- [Work to complete]:
Take the records below and copy them exactly.
───── Records for processing ─────
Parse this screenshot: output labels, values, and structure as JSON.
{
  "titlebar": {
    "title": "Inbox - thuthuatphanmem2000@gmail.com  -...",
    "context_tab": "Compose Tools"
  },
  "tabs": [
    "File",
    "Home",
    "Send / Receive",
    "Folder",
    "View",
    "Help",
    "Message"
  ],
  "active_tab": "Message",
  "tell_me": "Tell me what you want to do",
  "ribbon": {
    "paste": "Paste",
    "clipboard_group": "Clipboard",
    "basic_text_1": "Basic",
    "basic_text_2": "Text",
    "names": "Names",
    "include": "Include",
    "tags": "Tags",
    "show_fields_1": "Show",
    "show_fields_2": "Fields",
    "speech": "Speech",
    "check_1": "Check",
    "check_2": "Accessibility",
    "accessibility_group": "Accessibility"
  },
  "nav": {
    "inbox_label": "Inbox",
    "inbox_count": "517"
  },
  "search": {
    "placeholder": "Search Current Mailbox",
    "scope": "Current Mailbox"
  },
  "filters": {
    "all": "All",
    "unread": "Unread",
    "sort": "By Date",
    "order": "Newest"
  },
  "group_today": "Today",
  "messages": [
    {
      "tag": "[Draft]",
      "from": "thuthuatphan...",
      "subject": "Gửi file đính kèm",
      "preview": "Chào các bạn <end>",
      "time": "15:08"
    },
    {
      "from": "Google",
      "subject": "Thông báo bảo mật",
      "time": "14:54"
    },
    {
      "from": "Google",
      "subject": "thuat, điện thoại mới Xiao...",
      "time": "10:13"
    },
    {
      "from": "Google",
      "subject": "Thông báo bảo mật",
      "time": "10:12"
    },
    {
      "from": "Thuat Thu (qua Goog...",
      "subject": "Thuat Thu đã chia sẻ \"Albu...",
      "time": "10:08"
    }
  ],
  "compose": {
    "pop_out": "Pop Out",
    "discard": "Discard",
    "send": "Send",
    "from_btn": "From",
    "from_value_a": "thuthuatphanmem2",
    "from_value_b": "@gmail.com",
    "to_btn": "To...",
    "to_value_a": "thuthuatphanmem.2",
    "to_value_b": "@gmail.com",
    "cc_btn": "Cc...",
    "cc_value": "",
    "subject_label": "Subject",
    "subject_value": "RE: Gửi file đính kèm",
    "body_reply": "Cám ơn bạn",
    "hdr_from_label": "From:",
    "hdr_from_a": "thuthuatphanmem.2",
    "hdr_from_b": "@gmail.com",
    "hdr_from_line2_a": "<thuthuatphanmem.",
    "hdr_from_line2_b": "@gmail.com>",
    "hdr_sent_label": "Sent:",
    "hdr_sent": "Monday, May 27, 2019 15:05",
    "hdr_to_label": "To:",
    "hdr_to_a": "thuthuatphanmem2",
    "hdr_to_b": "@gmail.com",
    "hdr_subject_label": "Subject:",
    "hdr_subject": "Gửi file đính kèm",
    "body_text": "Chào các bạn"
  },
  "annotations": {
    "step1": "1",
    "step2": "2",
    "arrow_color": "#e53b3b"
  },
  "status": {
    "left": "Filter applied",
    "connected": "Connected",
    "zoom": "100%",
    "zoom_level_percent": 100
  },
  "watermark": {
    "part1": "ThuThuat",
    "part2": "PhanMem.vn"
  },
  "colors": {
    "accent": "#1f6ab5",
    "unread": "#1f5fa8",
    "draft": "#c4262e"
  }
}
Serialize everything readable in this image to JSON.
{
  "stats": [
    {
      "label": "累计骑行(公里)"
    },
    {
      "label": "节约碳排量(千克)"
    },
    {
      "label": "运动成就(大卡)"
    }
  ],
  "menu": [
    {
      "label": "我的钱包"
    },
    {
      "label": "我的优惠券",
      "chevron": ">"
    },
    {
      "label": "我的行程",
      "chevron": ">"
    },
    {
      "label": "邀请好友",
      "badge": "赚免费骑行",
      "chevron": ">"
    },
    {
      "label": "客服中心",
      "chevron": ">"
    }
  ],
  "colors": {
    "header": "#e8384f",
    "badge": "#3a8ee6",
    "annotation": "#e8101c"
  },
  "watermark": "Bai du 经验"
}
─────
- [Solution to this exercise]:
Parse this screenshot: output labels, values, and structure as JSON.
{
  "titlebar": {
    "title": "Inbox - thuthuatphanmem2000@gmail.com  -...",
    "context_tab": "Compose Tools"
  },
  "tabs": [
    "File",
    "Home",
    "Send / Receive",
    "Folder",
    "View",
    "Help",
    "Message"
  ],
  "active_tab": "Message",
  "tell_me": "Tell me what you want to do",
  "ribbon": {
    "paste": "Paste",
    "clipboard_group": "Clipboard",
    "basic_text_1": "Basic",
    "basic_text_2": "Text",
    "names": "Names",
    "include": "Include",
    "tags": "Tags",
    "show_fields_1": "Show",
    "show_fields_2": "Fields",
    "speech": "Speech",
    "check_1": "Check",
    "check_2": "Accessibility",
    "accessibility_group": "Accessibility"
  },
  "nav": {
    "inbox_label": "Inbox",
    "inbox_count": "517"
  },
  "search": {
    "placeholder": "Search Current Mailbox",
    "scope": "Current Mailbox"
  },
  "filters": {
    "all": "All",
    "unread": "Unread",
    "sort": "By Date",
    "order": "Newest"
  },
  "group_today": "Today",
  "messages": [
    {
      "tag": "[Draft]",
      "from": "thuthuatphan...",
      "subject": "Gửi file đính kèm",
      "preview": "Chào các bạn <end>",
      "time": "15:08"
    },
    {
      "from": "Google",
      "subject": "Thông báo bảo mật",
      "time": "14:54"
    },
    {
      "from": "Google",
      "subject": "thuat, điện thoại mới Xiao...",
      "time": "10:13"
    },
    {
      "from": "Google",
      "subject": "Thông báo bảo mật",
      "time": "10:12"
    },
    {
      "from": "Thuat Thu (qua Goog...",
      "subject": "Thuat Thu đã chia sẻ \"Albu...",
      "time": "10:08"
    }
  ],
  "compose": {
    "pop_out": "Pop Out",
    "discard": "Discard",
    "send": "Send",
    "from_btn": "From",
    "from_value_a": "thuthuatphanmem2",
    "from_value_b": "@gmail.com",
    "to_btn": "To...",
    "to_value_a": "thuthuatphanmem.2",
    "to_value_b": "@gmail.com",
    "cc_btn": "Cc...",
    "cc_value": "",
    "subject_label": "Subject",
    "subject_value": "RE: Gửi file đính kèm",
    "body_reply": "Cám ơn bạn",
    "hdr_from_label": "From:",
    "hdr_from_a": "thuthuatphanmem.2",
    "hdr_from_b": "@gmail.com",
    "hdr_from_line2_a": "<thuthuatphanmem.",
    "hdr_from_line2_b": "@gmail.com>",
    "hdr_sent_label": "Sent:",
    "hdr_sent": "Monday, May 27, 2019 15:05",
    "hdr_to_label": "To:",
    "hdr_to_a": "thuthuatphanmem2",
    "hdr_to_b": "@gmail.com",
    "hdr_subject_label": "Subject:",
    "hdr_subject": "Gửi file đính kèm",
    "body_text": "Chào các bạn"
  },
  "annotations": {
    "step1": "1",
    "step2": "2",
    "arrow_color": "#e53b3b"
  },
  "status": {
    "left": "Filter applied",
    "connected": "Connected",
    "zoom": "100%",
    "zoom_level_percent": 100
  },
  "watermark": {
    "part1": "ThuThuat",
    "part2": "PhanMem.vn"
  },
  "colors": {
    "accent": "#1f6ab5",
    "unread": "#1f5fa8",
    "draft": "#c4262e"
  }
}
Serialize everything readable in this image to JSON.
{
  "stats": [
    {
      "label": "累计骑行(公里)"
    },
    {
      "label": "节约碳排量(千克)"
    },
    {
      "label": "运动成就(大卡)"
    }
  ],
  "menu": [
    {
      "label": "我的钱包"
    },
    {
      "label": "我的优惠券",
      "chevron": ">"
    },
    {
      "label": "我的行程",
      "chevron": ">"
    },
    {
      "label": "邀请好友",
      "badge": "赚免费骑行",
      "chevron": ">"
    },
    {
      "label": "客服中心",
      "chevron": ">"
    }
  ],
  "colors": {
    "header": "#e8384f",
    "badge": "#3a8ee6",
    "annotation": "#e8101c"
  },
  "watermark": "Bai du 经验"
}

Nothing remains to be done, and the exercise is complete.